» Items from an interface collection
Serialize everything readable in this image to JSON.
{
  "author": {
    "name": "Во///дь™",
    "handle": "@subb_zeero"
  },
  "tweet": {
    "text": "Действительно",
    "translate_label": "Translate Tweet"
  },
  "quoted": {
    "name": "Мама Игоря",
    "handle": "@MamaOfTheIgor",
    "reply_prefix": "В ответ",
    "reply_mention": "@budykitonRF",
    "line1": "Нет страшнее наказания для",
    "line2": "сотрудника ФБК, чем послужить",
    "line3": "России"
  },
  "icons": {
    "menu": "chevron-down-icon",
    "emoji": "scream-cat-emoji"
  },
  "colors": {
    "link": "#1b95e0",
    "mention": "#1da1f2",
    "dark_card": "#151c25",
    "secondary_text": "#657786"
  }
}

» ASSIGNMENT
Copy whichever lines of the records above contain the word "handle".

» FINISHED EXERCISE
    "handle": "@subb_zeero"
    "handle": "@MamaOfTheIgor",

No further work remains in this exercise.